- Directed by George C. Wolfe
- Written by Julian Breece and Dustin Lance Black
- Starring Colman Domingo, Chris Rock, Glynn Turman, Aml Ameen, Gus Halper
- Classification N/A (PG-13 in the US); 106 minutes
- Now playing in theatres, on Netflix Nov. 17
Imagine making a movie that builds up to Dr. Martin Luther King Jr.’s “I Have a Dream” speech, and then just glossing over that part. Rustin lets the air out at precisely that moment’s climax: When 250,000 people, at the March on Washington for Jobs and Freedom, are hanging onto MLK’s every word during the iconic speech.
The uneven and sentimental biopic, directed by George C. Wolfe, follows Bayard Rustin, the openly gay organizer and activist played with heart and gusto by Colman Domingo. If you’re going in with marginal familiarity of civil rights milestones, and Rustin’s role, you might not even realize this movie is about the rigorous hustle and defiance it took to give MLK the platform to deliver that speech.

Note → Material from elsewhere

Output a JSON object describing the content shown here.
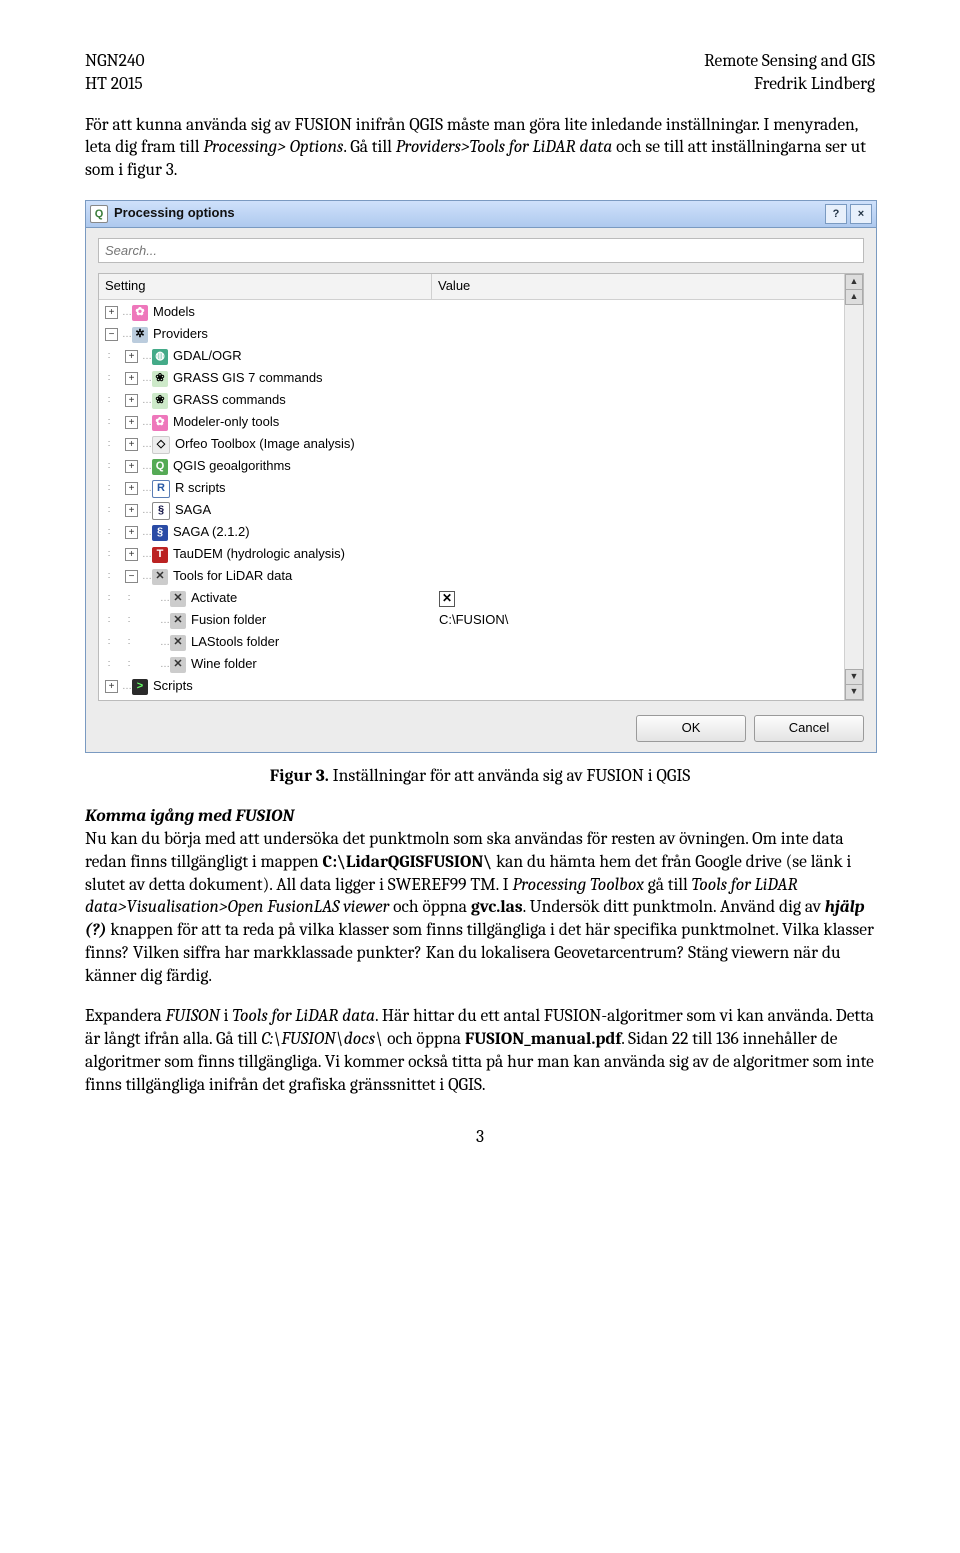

The obvious reason for cutting off MLK’s mic in the film, figuratively speaking, is that Steven Spielberg owns the movie rights to MLK’s life, which prevents anyone else from using his speeches on the big screen. Ava DuVernay had to rewrite the preacher’s words for her 2015 film Selma. It’s possible that even a movie executive produced by the Obamas, as Rustin is, couldn’t finagle a few syllables from the archives. So instead, Wolfe’s film, which tends to be big and operatic during small scenes in living rooms and hole in the wall bars, shrinks when it arrives at the Lincoln Memorial.
It’s not like Rustin is lacking for speeches. The movie has plenty of awards-reel ready clips where Domingo relishes his role as an orator who can inspire or challenge, even while zipping it up at a urinal. “Inspiration untethered to action has no value,” is a gem he drops, just after relieving himself.
The more generous read on the final sequence in Washington is that Wolfe and writers Julian Breece and Dustin Lance Black (of Milk fame) chose to keep the emphasis on their titular subject, whom history left in the shadows because of his sexuality. This is a rare movie that tackles what it’s like to be marginalized within a movement fighting marginalization.
Rustin, which largely focuses on the months leading up to the march, is built from scenes in living rooms and board rooms, where leaders from activist groups butt heads on what progress and protest should look like. During these moments, we witness Rustin’s experience as a doubly oppressed gay Black man, who is often shunned by his peers and struggles to find solidarity even in the company of Martin Luther King Jr. It’s a powerful story that succeeds despite some of the movie’s flawed narrative choices; from its misshapen structure, where a certain randomness seems to dictate what to leave in and out, to a tendency to lay it on thick.
Wolfe hails from the stage, directing both musicals (Caroline, or Change) and dramas (Angels in America). His movies, like Ma Rainey’s Black Bottom, tend to move with a sense of theatricality and musicality, stringing us along to a double bass line. That works splendidly for Domingo during scenes when Rustin is entertaining an audience, like the young activists and organizers who look to him for instruction and inspiration. Though other cast members can struggle with that onstage vibe, appearing as though they’re performing showtunes but without the tunes. Jeffrey Wright, who worked with Wolfe in Angels in America, devours his few scenes as Adam Clayton Powell Jr., the snaky congressman weaponizing homophobia against Rustin.
Given the way these politicians tried to shame Rustin for being queer, I wish the movie was less bashful with his sexuality – it definitely plays to the “no sex on screen” crowd. The film’s most powerful scenes happen during forbidden romances, when Domingo’s Rustin shows naked emotions and refuses to compromise his affections and passion in the same way he won’t compromise his politics. Even in those scenes, we’re refused the climax.